Director: Mark Mylod
Starring: Anna Faris, Chris Evans, Ari Graynor
Release Date: Out now
Ally Darling (Anna Faris) has slept with nineteen men. Having just been fired, and after finding out that ninety-six per cent of American women who have slept with over twenty men never find a husband, she gets in a panic. With a trusty shot of sambuca in hand, she swears off men until she finds Mr. Right and employs the services of ex-cop, neighbour and general man-whore Colin (played by Captain America himself, Chris Evans) to help her track down all her ex-boyfriends in the hope that one of them is now suitable marriage material.
There aren’t a lot of positives about this film. The script is dire; every plot point is completely dull and predictable to the last. The acting is mediocre, with Faris and Evans showing very little chemistry together, and they are not helped by the lack of credibly funny lines.

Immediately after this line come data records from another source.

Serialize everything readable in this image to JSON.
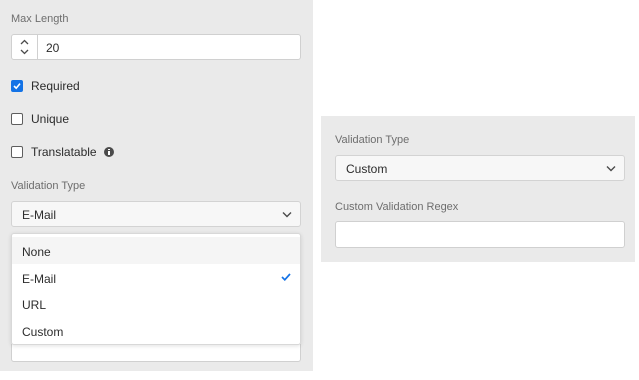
{
  "left": {
    "max_length": {
      "label": "Max Length",
      "value": "20"
    },
    "required": {
      "label": "Required",
      "checked": true
    },
    "unique": {
      "label": "Unique",
      "checked": false
    },
    "translatable": {
      "label": "Translatable",
      "checked": false
    },
    "validation_type": {
      "label": "Validation Type",
      "value": "E-Mail"
    },
    "dropdown": {
      "options": [
        {
          "label": "None",
          "highlighted": true
        },
        {
          "label": "E-Mail",
          "selected": true
        },
        {
          "label": "URL"
        },
        {
          "label": "Custom"
        }
      ]
    }
  },
  "right": {
    "validation_type": {
      "label": "Validation Type",
      "value": "Custom"
    },
    "custom_regex": {
      "label": "Custom Validation Regex",
      "value": ""
    }
  },
  "colors": {
    "accent": "#1473e6",
    "panel": "#eaeaea"
  },
  "icons": {
    "chevron": "chevron-down-icon",
    "check": "checkmark-icon",
    "info": "info-icon"
  }
}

On a subtextual level, the film seems to respond to the post-feminist narratives of the likes of Sex and the City 2 and other equally dreadful fare, and as such, comes across as almost antiquated in both its overall message and the overdone genre the piece is trying to emulate. What might have been a clever subversion on modern sexual politics reverts to a sexually moralising abstinence narrative. The very fact that Ally has a meltdown at the prospect of staying single is a damning indictment of lazy writers playing up to stereotypes of neurotic and status-obsessed woman failing to see life beyond a glamorous wedding day.
The film has a superb cast of comedic male leads (including The Lonely Island’s Andy Samberg, Community’s Joel McHale and The Office’s Martin Freeman), all of whom are criminally underused and will be sure to wipe this monstrosity from their respective résumés. Any of the aforementioned actors would be an upgrade from Chris Evans, who, despite having shown comedic chops in the past, comes across as stiff and generally detestable. This role pretty much drains the reservoir of goodwill he gained through commendable work in Captain America and Scott Pilgrim vs. the World.
The plot is completely contrived, a desperate framing device for a story that has been retold countless times in many romantic comedies. While there’s an audience for such mind-numbing fare, What’s Your Number? shows little to no ambition beyond getting them from A to B.
In a Nutshell: Give this film a fake number and make sure it’s one digit too short as well, just in case.